*What the task asks*
In the data below, find each line that contains the word "Adobe" and copy it.

• • • • •

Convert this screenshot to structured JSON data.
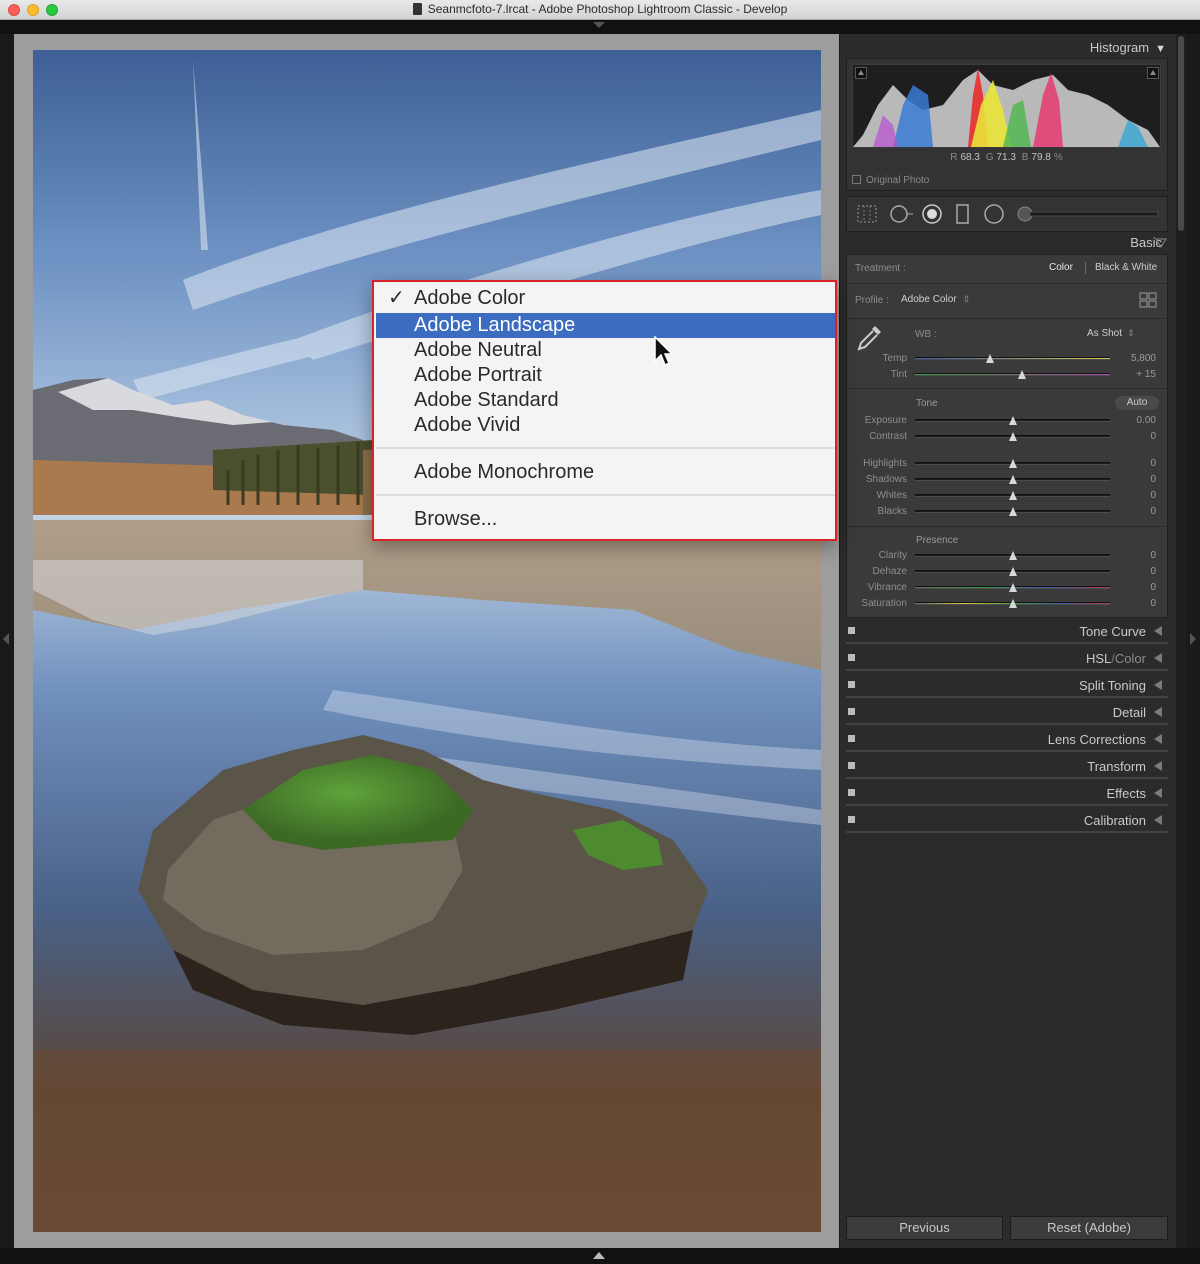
{
  "window": {
    "title": "Seanmcfoto-7.lrcat - Adobe Photoshop Lightroom Classic - Develop"
  },
  "histogram": {
    "header": "Histogram",
    "r_label": "R",
    "r_value": "68.3",
    "g_label": "G",
    "g_value": "71.3",
    "b_label": "B",
    "b_value": "79.8",
    "percent": "%",
    "original_photo_label": "Original Photo"
  },
  "basic": {
    "header": "Basic",
    "treatment_label": "Treatment :",
    "treatment_color": "Color",
    "treatment_bw": "Black & White",
    "profile_label": "Profile :",
    "profile_value": "Adobe Color",
    "wb_label": "WB :",
    "wb_value": "As Shot",
    "temp_label": "Temp",
    "temp_value": "5,800",
    "tint_label": "Tint",
    "tint_value": "+ 15",
    "tone_label": "Tone",
    "auto_label": "Auto",
    "exposure_label": "Exposure",
    "exposure_value": "0.00",
    "contrast_label": "Contrast",
    "contrast_value": "0",
    "highlights_label": "Highlights",
    "highlights_value": "0",
    "shadows_label": "Shadows",
    "shadows_value": "0",
    "whites_label": "Whites",
    "whites_value": "0",
    "blacks_label": "Blacks",
    "blacks_value": "0",
    "presence_label": "Presence",
    "clarity_label": "Clarity",
    "clarity_value": "0",
    "dehaze_label": "Dehaze",
    "dehaze_value": "0",
    "vibrance_label": "Vibrance",
    "vibrance_value": "0",
    "saturation_label": "Saturation",
    "saturation_value": "0"
  },
  "panels": {
    "tone_curve": "Tone Curve",
    "hsl": "HSL",
    "hsl_sep": "/",
    "color": "Color",
    "split_toning": "Split Toning",
    "detail": "Detail",
    "lens_corrections": "Lens Corrections",
    "transform": "Transform",
    "effects": "Effects",
    "calibration": "Calibration"
  },
  "buttons": {
    "previous": "Previous",
    "reset": "Reset (Adobe)"
  },
  "profile_menu": {
    "check": "✓",
    "items": [
      "Adobe Color",
      "Adobe Landscape",
      "Adobe Neutral",
      "Adobe Portrait",
      "Adobe Standard",
      "Adobe Vivid"
    ],
    "monochrome": "Adobe Monochrome",
    "browse": "Browse...",
    "checked_index": 0,
    "highlighted_index": 1
  },
  "colors": {
    "menu_highlight": "#3b6cc0",
    "menu_outline": "#d8232a",
    "panel_bg": "#2b2b2b"
  },
  "icons": [
    "document-icon",
    "crop-icon",
    "spot-removal-icon",
    "red-eye-icon",
    "graduated-filter-icon",
    "radial-filter-icon",
    "brush-icon",
    "eyedropper-icon",
    "profile-grid-icon",
    "cursor-arrow-icon"
  ]
}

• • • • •

*Task solution*
    "title": "Seanmcfoto-7.lrcat - Adobe Photoshop Lightroom Classic - Develop"
    "profile_value": "Adobe Color",
    "reset": "Reset (Adobe)"
      "Adobe Color",
      "Adobe Landscape",
      "Adobe Neutral",
      "Adobe Portrait",
      "Adobe Standard",
      "Adobe Vivid"
    "monochrome": "Adobe Monochrome",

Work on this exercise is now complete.